I've only been able to play through one show of Velvet Sundown, and even then I couldn't finish it because of some internet issues on my end. Still, it was great to see the game "work" as advertised--everyone quickly dug right in to the roleplaying and aggressively pursued their characters' goals. I got randomly assigned to play Mary, the first mate of the ship the game takes place on, and I was immediately alerted to three things I was supposed to work on: checking passports in my capacity as an officer of the ship (which seemed legitimate enough), scanning the IDs as an undercover agent of a corporation (which seemed a bit less so), and getting my flirt on with a dude named Cooper and convincing him to write me some poetry.

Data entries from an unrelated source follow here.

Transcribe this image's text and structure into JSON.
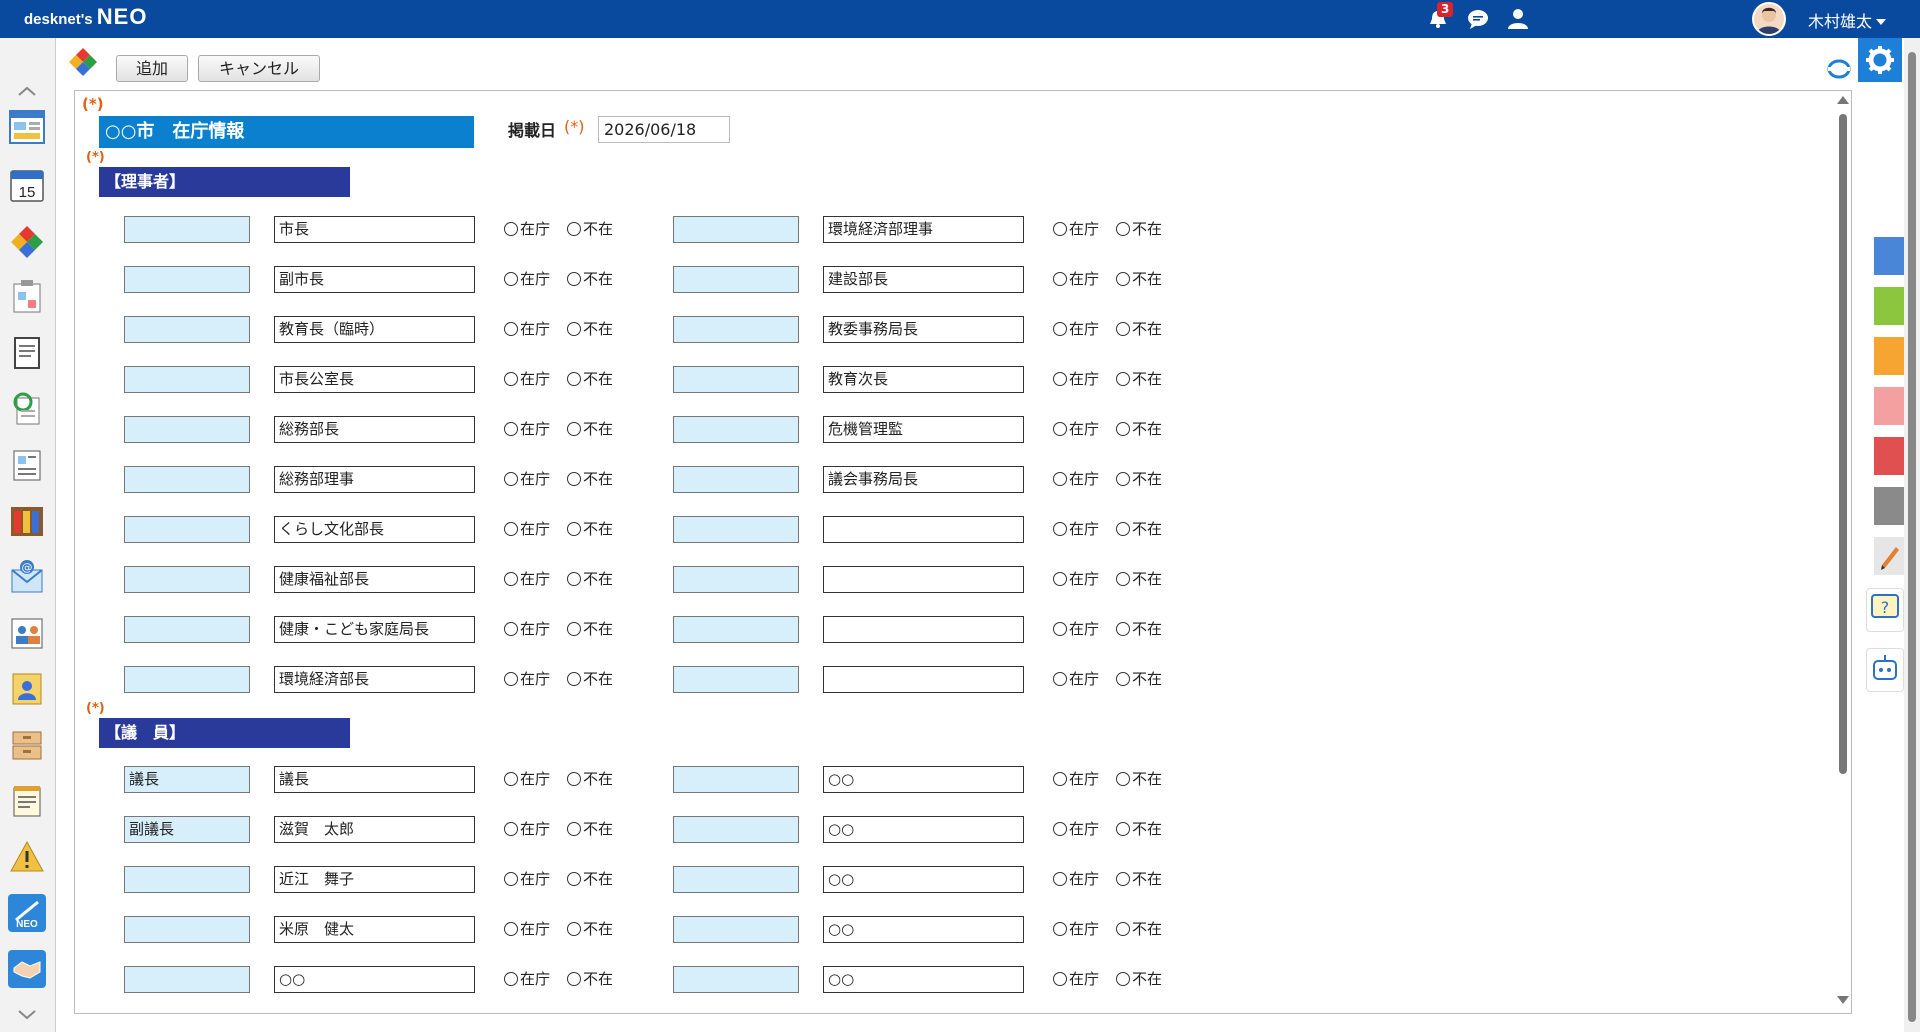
{
  "app": {
    "logo_brand": "desknet's",
    "logo_product": "NEO",
    "notification_count": "3",
    "user_name": "木村雄太"
  },
  "toolbar": {
    "add_label": "追加",
    "cancel_label": "キャンセル"
  },
  "form": {
    "required_mark": "(*)",
    "title": "○○市　在庁情報",
    "date_label": "掲載日",
    "date_required": "(*)",
    "date_value": "2026/06/18",
    "section1_title": "【理事者】",
    "section2_title": "【議　員】",
    "radio_in": "在庁",
    "radio_out": "不在"
  },
  "section1_rows": [
    {
      "l1": "",
      "l2": "市長",
      "r1": "",
      "r2": "環境経済部理事"
    },
    {
      "l1": "",
      "l2": "副市長",
      "r1": "",
      "r2": "建設部長"
    },
    {
      "l1": "",
      "l2": "教育長（臨時）",
      "r1": "",
      "r2": "教委事務局長"
    },
    {
      "l1": "",
      "l2": "市長公室長",
      "r1": "",
      "r2": "教育次長"
    },
    {
      "l1": "",
      "l2": "総務部長",
      "r1": "",
      "r2": "危機管理監"
    },
    {
      "l1": "",
      "l2": "総務部理事",
      "r1": "",
      "r2": "議会事務局長"
    },
    {
      "l1": "",
      "l2": "くらし文化部長",
      "r1": "",
      "r2": ""
    },
    {
      "l1": "",
      "l2": "健康福祉部長",
      "r1": "",
      "r2": ""
    },
    {
      "l1": "",
      "l2": "健康・こども家庭局長",
      "r1": "",
      "r2": ""
    },
    {
      "l1": "",
      "l2": "環境経済部長",
      "r1": "",
      "r2": ""
    }
  ],
  "section2_rows": [
    {
      "l1": "議長",
      "l2": "議長",
      "r1": "",
      "r2": "○○"
    },
    {
      "l1": "副議長",
      "l2": "滋賀　太郎",
      "r1": "",
      "r2": "○○"
    },
    {
      "l1": "",
      "l2": "近江　舞子",
      "r1": "",
      "r2": "○○"
    },
    {
      "l1": "",
      "l2": "米原　健太",
      "r1": "",
      "r2": "○○"
    },
    {
      "l1": "",
      "l2": "○○",
      "r1": "",
      "r2": "○○"
    }
  ]
}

And that was only me--each of the four other characters presumably had their share of secret agendas too. It was a whole lot, almost an impossible amount, to get done in 45 minutes. That's probably intentional, too. If every character simply and quickly completes their quests, then there's no more narrative tension. As long as everyone still has something to work on, then something is still happening in the story. There was a lot of "you scratch my back, I'll scratch yours" that emerged in my game, which makes enough sense but was still fascinating to watch given that "winning" isn't exactly the point of the game.

Elina says she and her team were influenced not only by computer games and RPGs but also by board games and even improv theater. There's a strong flavor of point-and-click adventure games, where one of the goals is to use items in combination or on other characters in creative ways. And the roleplaying side reminded me a whole lot of Burning Wheel, where each character is motivated by a set of personal beliefs and goals, and the game is about working with other characters to get that accomplished.

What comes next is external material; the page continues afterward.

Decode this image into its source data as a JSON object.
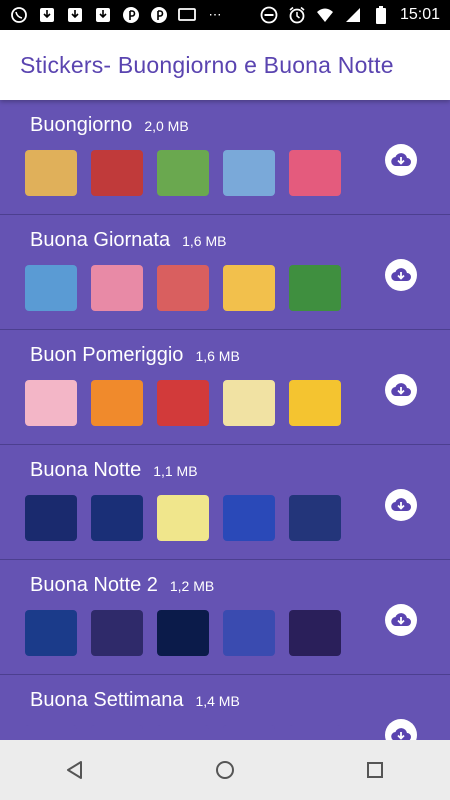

It's obvious that Velvet Sundown, and the whole Dramagame model, is still a work in progress. Tribe has clearly thought about their setting, and its details and back story, but so far not much of that detail has made it into the game. Similarly, the luxury yacht that the game takes place on doesn't have a ton of personality of its own; it would be nice to have an excuse to explore the ship and interact with it somehow. Tribe's plan is to work a lot more with Velvet Sundown, developing new features and content, and perfecting the model before moving on to develop new scenarios.

Overall Impressions

Dramagame is probably not going to appeal to everyone. There's not a lot of "play" in it, so Euro-game aficionados who delight in mathematically optimizing each turn of a board game probably won't find much here. Neither will RPG fans who are looking to play through eighty hours of an epic story and attain godlike powers by the end. But that's not exactly who the game's developers are targeting. Finally, if you're a hardcore console gamer interested in cutting-edge graphics and a lot of action, Dramagame might not be your thing.

On the other hand, if you're time-constrained and would like to have a meaningful, entertaining experience in a short time, you'll probably like Dramagame. Same goes if you've ever played a point-and-click adventure and wished it were multiplayer, or if the most fun RPG sessions you've ever played didn't involve a single die roll. Right now, the community is small and friendly--you might just as likely play with strangers from Denmark or the game's lead programmer--and everyone is excited and eager to hear feedback. At this point, there might be sort of a lot of feedback to give, but once Dramagame has time to grow, it should only get more fun.

Online, 4-11 players per game, 45 minutes, 13 EUR (about $17)